Exact repetition of every record is required.

*** Opening of RECORDS TO PROCESS ***

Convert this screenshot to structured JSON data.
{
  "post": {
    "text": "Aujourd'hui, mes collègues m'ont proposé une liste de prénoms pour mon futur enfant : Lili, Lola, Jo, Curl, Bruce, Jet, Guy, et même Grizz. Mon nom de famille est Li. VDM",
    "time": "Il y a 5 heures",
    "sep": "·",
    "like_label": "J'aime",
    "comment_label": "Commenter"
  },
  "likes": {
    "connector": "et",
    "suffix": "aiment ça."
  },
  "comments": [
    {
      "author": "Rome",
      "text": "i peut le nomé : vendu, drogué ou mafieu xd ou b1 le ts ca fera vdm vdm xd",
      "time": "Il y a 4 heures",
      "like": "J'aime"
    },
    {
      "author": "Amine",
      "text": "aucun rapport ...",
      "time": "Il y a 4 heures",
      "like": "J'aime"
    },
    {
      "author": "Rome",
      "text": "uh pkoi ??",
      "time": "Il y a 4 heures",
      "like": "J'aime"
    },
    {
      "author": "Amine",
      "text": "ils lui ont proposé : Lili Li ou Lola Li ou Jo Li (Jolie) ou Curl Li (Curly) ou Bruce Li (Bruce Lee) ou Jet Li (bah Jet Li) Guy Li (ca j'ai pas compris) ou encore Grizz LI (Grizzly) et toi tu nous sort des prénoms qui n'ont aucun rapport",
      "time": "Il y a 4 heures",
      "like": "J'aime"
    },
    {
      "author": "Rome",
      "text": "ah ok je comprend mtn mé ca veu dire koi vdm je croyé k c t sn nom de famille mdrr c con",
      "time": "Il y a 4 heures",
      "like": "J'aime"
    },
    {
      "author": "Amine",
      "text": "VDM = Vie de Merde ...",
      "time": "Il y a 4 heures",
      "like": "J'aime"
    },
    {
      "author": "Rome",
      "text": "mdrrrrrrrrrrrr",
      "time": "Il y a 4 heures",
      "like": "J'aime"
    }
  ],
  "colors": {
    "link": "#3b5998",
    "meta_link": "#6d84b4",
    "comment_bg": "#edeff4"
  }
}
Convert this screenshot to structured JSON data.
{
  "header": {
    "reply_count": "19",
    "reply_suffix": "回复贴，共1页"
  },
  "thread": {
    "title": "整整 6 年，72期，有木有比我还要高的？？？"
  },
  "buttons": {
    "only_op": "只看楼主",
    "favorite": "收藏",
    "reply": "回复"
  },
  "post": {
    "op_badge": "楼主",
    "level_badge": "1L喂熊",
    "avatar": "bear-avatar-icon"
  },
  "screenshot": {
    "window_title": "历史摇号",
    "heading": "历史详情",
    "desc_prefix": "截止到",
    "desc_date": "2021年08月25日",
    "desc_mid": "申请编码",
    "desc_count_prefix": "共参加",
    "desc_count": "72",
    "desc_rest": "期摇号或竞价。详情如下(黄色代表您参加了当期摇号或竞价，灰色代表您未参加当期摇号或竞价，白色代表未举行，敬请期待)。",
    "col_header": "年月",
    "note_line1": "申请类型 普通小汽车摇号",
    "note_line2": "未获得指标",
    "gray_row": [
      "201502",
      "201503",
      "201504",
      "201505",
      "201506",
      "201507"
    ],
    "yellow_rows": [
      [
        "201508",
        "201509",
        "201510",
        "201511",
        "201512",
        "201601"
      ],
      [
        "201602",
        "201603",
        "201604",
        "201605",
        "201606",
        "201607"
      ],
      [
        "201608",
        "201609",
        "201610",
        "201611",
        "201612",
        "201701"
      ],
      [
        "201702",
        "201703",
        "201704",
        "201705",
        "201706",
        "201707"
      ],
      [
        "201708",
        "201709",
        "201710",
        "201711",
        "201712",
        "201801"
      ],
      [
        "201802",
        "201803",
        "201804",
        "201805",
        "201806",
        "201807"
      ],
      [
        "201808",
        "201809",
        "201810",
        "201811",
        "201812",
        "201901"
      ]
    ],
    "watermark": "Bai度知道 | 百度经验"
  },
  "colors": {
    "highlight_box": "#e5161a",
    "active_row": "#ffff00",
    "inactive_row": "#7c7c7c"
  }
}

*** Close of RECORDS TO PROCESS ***

SOLVED PROBLEM:
Convert this screenshot to structured JSON data.
{
  "post": {
    "text": "Aujourd'hui, mes collègues m'ont proposé une liste de prénoms pour mon futur enfant : Lili, Lola, Jo, Curl, Bruce, Jet, Guy, et même Grizz. Mon nom de famille est Li. VDM",
    "time": "Il y a 5 heures",
    "sep": "·",
    "like_label": "J'aime",
    "comment_label": "Commenter"
  },
  "likes": {
    "connector": "et",
    "suffix": "aiment ça."
  },
  "comments": [
    {
      "author": "Rome",
      "text": "i peut le nomé : vendu, drogué ou mafieu xd ou b1 le ts ca fera vdm vdm xd",
      "time": "Il y a 4 heures",
      "like": "J'aime"
    },
    {
      "author": "Amine",
      "text": "aucun rapport ...",
      "time": "Il y a 4 heures",
      "like": "J'aime"
    },
    {
      "author": "Rome",
      "text": "uh pkoi ??",
      "time": "Il y a 4 heures",
      "like": "J'aime"
    },
    {
      "author": "Amine",
      "text": "ils lui ont proposé : Lili Li ou Lola Li ou Jo Li (Jolie) ou Curl Li (Curly) ou Bruce Li (Bruce Lee) ou Jet Li (bah Jet Li) Guy Li (ca j'ai pas compris) ou encore Grizz LI (Grizzly) et toi tu nous sort des prénoms qui n'ont aucun rapport",
      "time": "Il y a 4 heures",
      "like": "J'aime"
    },
    {
      "author": "Rome",
      "text": "ah ok je comprend mtn mé ca veu dire koi vdm je croyé k c t sn nom de famille mdrr c con",
      "time": "Il y a 4 heures",
      "like": "J'aime"
    },
    {
      "author": "Amine",
      "text": "VDM = Vie de Merde ...",
      "time": "Il y a 4 heures",
      "like": "J'aime"
    },
    {
      "author": "Rome",
      "text": "mdrrrrrrrrrrrr",
      "time": "Il y a 4 heures",
      "like": "J'aime"
    }
  ],
  "colors": {
    "link": "#3b5998",
    "meta_link": "#6d84b4",
    "comment_bg": "#edeff4"
  }
}
Convert this screenshot to structured JSON data.
{
  "header": {
    "reply_count": "19",
    "reply_suffix": "回复贴，共1页"
  },
  "thread": {
    "title": "整整 6 年，72期，有木有比我还要高的？？？"
  },
  "buttons": {
    "only_op": "只看楼主",
    "favorite": "收藏",
    "reply": "回复"
  },
  "post": {
    "op_badge": "楼主",
    "level_badge": "1L喂熊",
    "avatar": "bear-avatar-icon"
  },
  "screenshot": {
    "window_title": "历史摇号",
    "heading": "历史详情",
    "desc_prefix": "截止到",
    "desc_date": "2021年08月25日",
    "desc_mid": "申请编码",
    "desc_count_prefix": "共参加",
    "desc_count": "72",
    "desc_rest": "期摇号或竞价。详情如下(黄色代表您参加了当期摇号或竞价，灰色代表您未参加当期摇号或竞价，白色代表未举行，敬请期待)。",
    "col_header": "年月",
    "note_line1": "申请类型 普通小汽车摇号",
    "note_line2": "未获得指标",
    "gray_row": [
      "201502",
      "201503",
      "201504",
      "201505",
      "201506",
      "201507"
    ],
    "yellow_rows": [
      [
        "201508",
        "201509",
        "201510",
        "201511",
        "201512",
        "201601"
      ],
      [
        "201602",
        "201603",
        "201604",
        "201605",
        "201606",
        "201607"
      ],
      [
        "201608",
        "201609",
        "201610",
        "201611",
        "201612",
        "201701"
      ],
      [
        "201702",
        "201703",
        "201704",
        "201705",
        "201706",
        "201707"
      ],
      [
        "201708",
        "201709",
        "201710",
        "201711",
        "201712",
        "201801"
      ],
      [
        "201802",
        "201803",
        "201804",
        "201805",
        "201806",
        "201807"
      ],
      [
        "201808",
        "201809",
        "201810",
        "201811",
        "201812",
        "201901"
      ]
    ],
    "watermark": "Bai度知道 | 百度经验"
  },
  "colors": {
    "highlight_box": "#e5161a",
    "active_row": "#ffff00",
    "inactive_row": "#7c7c7c"
  }
}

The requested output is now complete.